Published: November 27th 2010
I've had a cold all week, but it hasn't stopped me from being out and about and having fun.
On Monday, Clare, Audrey, Maria and I went to the hostel to do homework, homework, homework. First we ate lunch at noodle man, which was delicious as always. I will definitely miss his food when I go back to America. At the hostel, I borrowed Maria's computer to research for my Tibet textbook chapters. She has a VPN and I do not. While Audrey was researching on her own computer, which does not have a VPN, her internet shut down. She tried to fix it by typing things like "i love china" and "hu jintao is a great leader we can all look up to" into the search bar, but to no avail. She used the hostel computer to finish researching. This is why it seems silly to me to write a paper about Tibet in China... It is difficult to access sources that look at the situation from more than one side: the TIBET IS PART OF CHINA, side. I finished much more quickly that I thought I would, around three or four. When we left, it was rush hour, so we couldn't take a taxi back. We took the subway back and then walked through North gate, picking up pizza bread along the way.
On Tuesday, I did a few things. I ordered a copy of 1984 (which is going to be amazing to read in China, because the Mao era was basically Big Brother and doublethink and propaganda) in Chinese at a small bookstore near the school building. I ran around the track for a while, but cut my workout short when a Chinese girl ran up to me while I was running and asked me to edit her personal statement for an application to an electrical engineering college in Sweden. What could I do but give her my email address? Then she insisted on joining me for the rest of my run, which was awkward because she was wearing jeans, a bomber jacket, and still had a purse tucked under her arm. She told me my spoken Chinese is standard. Is that supposed to be a compliment? I don't know. I told her I had to leave when we ran out of things to talk about.
I picked up my book at 3 p.m. Very fast!
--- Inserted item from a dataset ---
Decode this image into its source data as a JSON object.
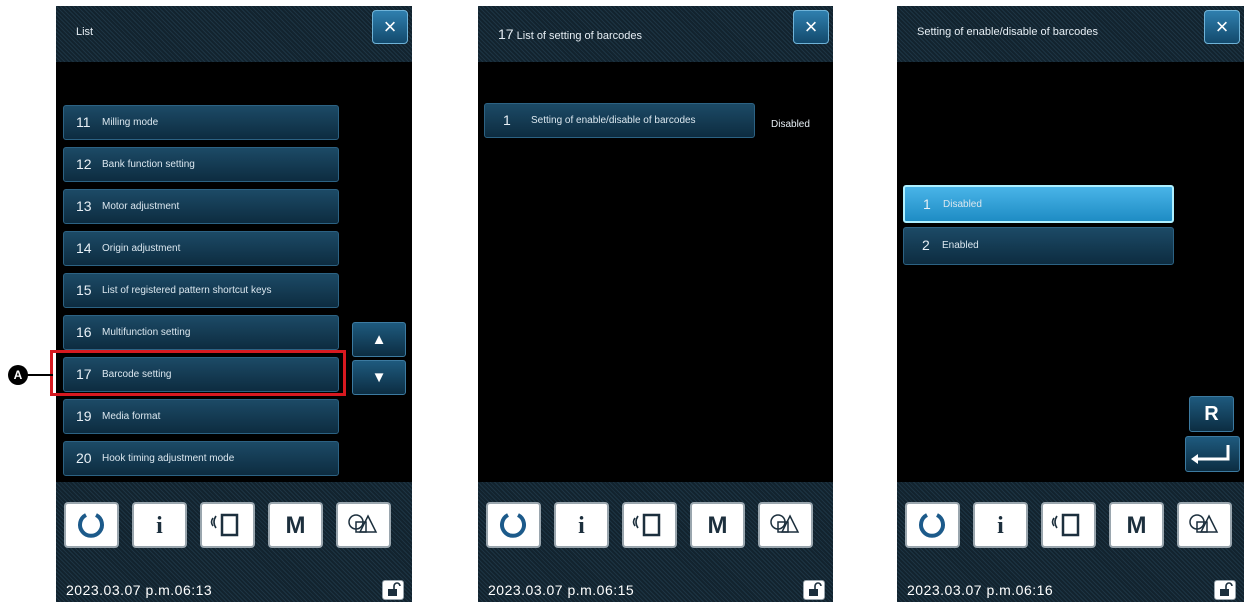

Good service. After Audrey got out of her religion class, the four of us went to a spa. It was kind of sketchy, wedged in between some clubs, up some concrete stairs lined with potted plants. We had two rooms, with two big beds each and a shower. Maria and I were in one room, Clare and Audrey in the other. They gave us tea and weird, papery bermuda shorts and wrap shirts to wear. Then the masseuses came in and had us lie down and put comforters over us. They climbed around us on the bed to massage us. Head, stomach, arms, legs, butt, back, feet.... It was different, but still good. I felt very relaxed afterwards, and they gave us fruit. (By the way China, cherry tomatoes are not a fruit.) And all for about 20 dollars US.
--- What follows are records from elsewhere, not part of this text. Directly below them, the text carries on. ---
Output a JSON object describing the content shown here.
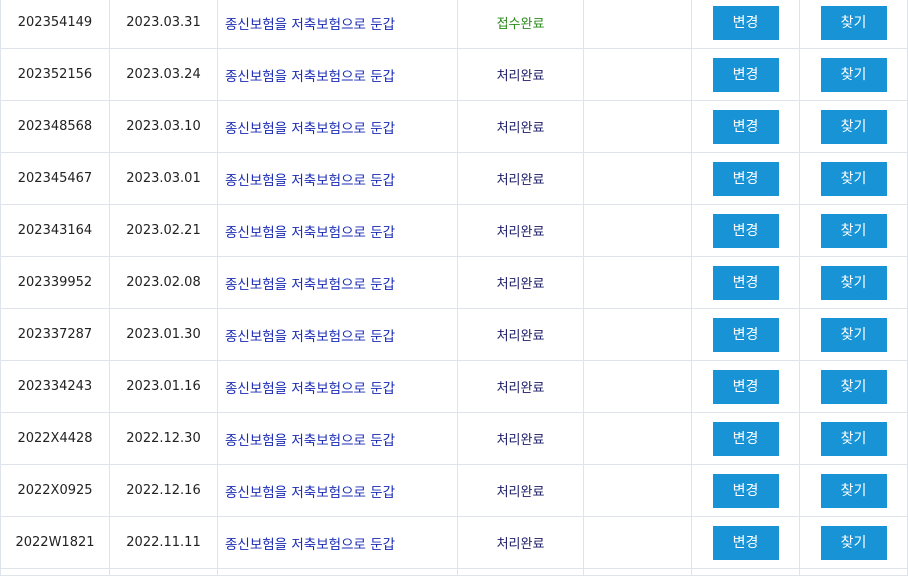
{
  "labels": {
    "change": "변경",
    "find": "찾기"
  },
  "colors": {
    "button_bg": "#1793d6",
    "title_text": "#1a2bb5",
    "status_received": "#2a8a1a",
    "status_done": "#1a1a66",
    "grid_border": "#dfe4ea"
  },
  "rows": [
    {
      "no": "202354149",
      "date": "2023.03.31",
      "title": "종신보험을 저축보험으로 둔갑",
      "status": "접수완료"
    },
    {
      "no": "202352156",
      "date": "2023.03.24",
      "title": "종신보험을 저축보험으로 둔갑",
      "status": "처리완료"
    },
    {
      "no": "202348568",
      "date": "2023.03.10",
      "title": "종신보험을 저축보험으로 둔갑",
      "status": "처리완료"
    },
    {
      "no": "202345467",
      "date": "2023.03.01",
      "title": "종신보험을 저축보험으로 둔갑",
      "status": "처리완료"
    },
    {
      "no": "202343164",
      "date": "2023.02.21",
      "title": "종신보험을 저축보험으로 둔갑",
      "status": "처리완료"
    },
    {
      "no": "202339952",
      "date": "2023.02.08",
      "title": "종신보험을 저축보험으로 둔갑",
      "status": "처리완료"
    },
    {
      "no": "202337287",
      "date": "2023.01.30",
      "title": "종신보험을 저축보험으로 둔갑",
      "status": "처리완료"
    },
    {
      "no": "202334243",
      "date": "2023.01.16",
      "title": "종신보험을 저축보험으로 둔갑",
      "status": "처리완료"
    },
    {
      "no": "2022X4428",
      "date": "2022.12.30",
      "title": "종신보험을 저축보험으로 둔갑",
      "status": "처리완료"
    },
    {
      "no": "2022X0925",
      "date": "2022.12.16",
      "title": "종신보험을 저축보험으로 둔갑",
      "status": "처리완료"
    },
    {
      "no": "2022W1821",
      "date": "2022.11.11",
      "title": "종신보험을 저축보험으로 둔갑",
      "status": "처리완료"
    }
  ]
}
On Wednesday we went to the Tibet quarter. We walked around a bit, then got lost. We ran into a few dead ends, found ourselves in a neighborhood, walked through the Southwest Minorities University campus... It was a beautiful campus, with grass and trees and a pond. A lot like an American university campus. We found our way back to Tibet street. Maria found the pants she was looking for. They are stretchy at the top and the cuffs, and have a really low hanging crotch-- very hippie. We stopped in a bookstore, and I found a book perfect for my chapters for the Tibet textbook, but it was 150 kuai. I called Adam to see if the program would refund me, and they would, so I bought it! Yay! We ate dinner at a little restaurant and ordered yak meet, potatoes, fried rice, and carbs. It was very good. We went back to campus. Adam's class is usually at seven on Wednesdays, but when we got back we found out that we were meeting at 7:40 at the small north gate to see a movie. It was a funny movie, very CCP propaganda about Tibet. The movie was set in Tibet, but only one of the actors was actually Tibetan. It involved two love triangles... it was fun. Afterward we had discussion in a little cafe next to the theater.
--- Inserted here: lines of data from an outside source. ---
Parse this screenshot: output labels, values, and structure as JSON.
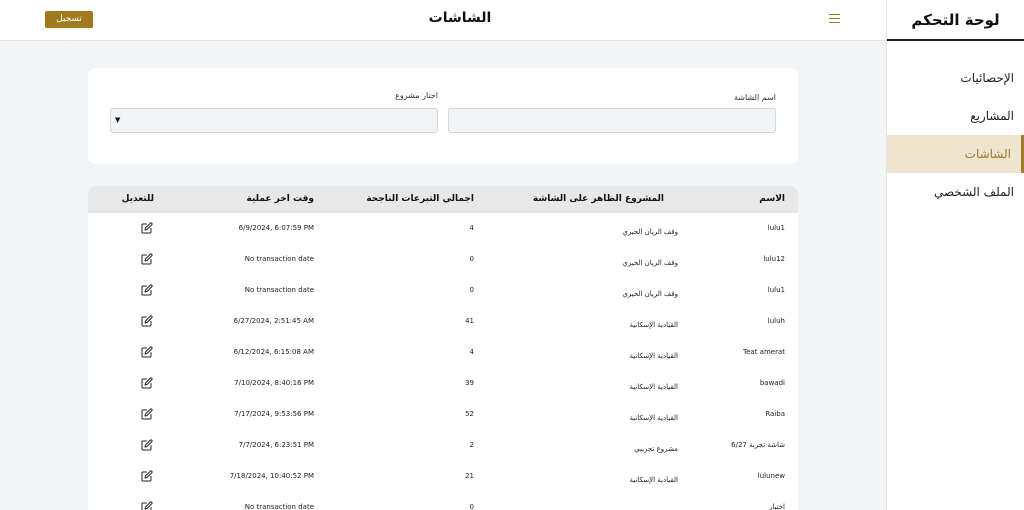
{
  "sidebar": {
    "title": "لوحة التحكم",
    "items": [
      {
        "label": "الإحصائيات",
        "active": false
      },
      {
        "label": "المشاريع",
        "active": false
      },
      {
        "label": "الشاشات",
        "active": true
      },
      {
        "label": "الملف الشخصي",
        "active": false
      }
    ]
  },
  "topbar": {
    "title": "الشاشات",
    "logout_label": "تسجيل خروج",
    "menu_icon": "hamburger-menu-icon"
  },
  "filters": {
    "screen_name_label": "اسم الشاشة",
    "screen_name_value": "",
    "project_label": "اختار مشروع",
    "project_value": ""
  },
  "table": {
    "headers": {
      "name": "الاسم",
      "project": "المشروع الظاهر على الشاشة",
      "total": "اجمالي التبرعات الناجحة",
      "last_time": "وقت اخر عملية",
      "edit": "للتعديل"
    },
    "rows": [
      {
        "name": "lulu1",
        "project": "وقف الريان الخيري",
        "total": "4",
        "last_time": "6/9/2024, 6:07:59 PM"
      },
      {
        "name": "lulu12",
        "project": "وقف الريان الخيري",
        "total": "0",
        "last_time": "No transaction date"
      },
      {
        "name": "lulu1",
        "project": "وقف الريان الخيري",
        "total": "0",
        "last_time": "No transaction date"
      },
      {
        "name": "luluh",
        "project": "القيادية الإسكانية",
        "total": "41",
        "last_time": "6/27/2024, 2:51:45 AM"
      },
      {
        "name": "Teat amerat",
        "project": "القيادية الإسكانية",
        "total": "4",
        "last_time": "6/12/2024, 6:15:08 AM"
      },
      {
        "name": "bawadi",
        "project": "القيادية الإسكانية",
        "total": "39",
        "last_time": "7/10/2024, 8:40:16 PM"
      },
      {
        "name": "Raiba",
        "project": "القيادية الإسكانية",
        "total": "52",
        "last_time": "7/17/2024, 9:53:56 PM"
      },
      {
        "name": "شاشة تجربة 6/27",
        "project": "مشروع تجريبي",
        "total": "2",
        "last_time": "7/7/2024, 6:23:51 PM"
      },
      {
        "name": "lulunew",
        "project": "القيادية الإسكانية",
        "total": "21",
        "last_time": "7/18/2024, 10:40:52 PM"
      },
      {
        "name": "اختبار",
        "project": "",
        "total": "0",
        "last_time": "No transaction date"
      }
    ]
  },
  "colors": {
    "accent": "#a07a1e",
    "active_bg": "#efe4cd",
    "page_bg": "#f3f4f6"
  }
}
Thursday was Thanksgiving, of course. We still had class. A few of us went to Hooters for lunch. The Chinese girls at Hooters do not really have boobs. They probably just wear super padded bras. However, our waitress did have a butt, and the two boys in our group could not stop staring. Really! I had a philly chicken sandwich with peppers and onions and real provolone cheese. mmm... and Mcdonald's ice cream for dessert. The best way not to miss Thanksgiving at home: don't eat Thanksgiving food, don't do anything really Thanksgiving-ish. Thus, no comparisons to Thanksgiving at home. The worst part was hearing about all the snow at home. I always miss it!
On Friday we had a trip to Chunxi Lu. We haven't been in a long time! We had donuts first, then hit up the women's market. It was crazy as usual. I bought a case of eye shadow, and nothing else.
The rest of the week I watched a lot of Sex in the City, sniffled, and stayed in and did homework. Cold's almost gone! Success.
Tot: 2.859s; Tpl: 0.085s; cc: 10; qc: 46; dbt: 0.0521s; 2; m:saturn w:www (184.108.40.206); sld: 1;
; mem: 1.3mb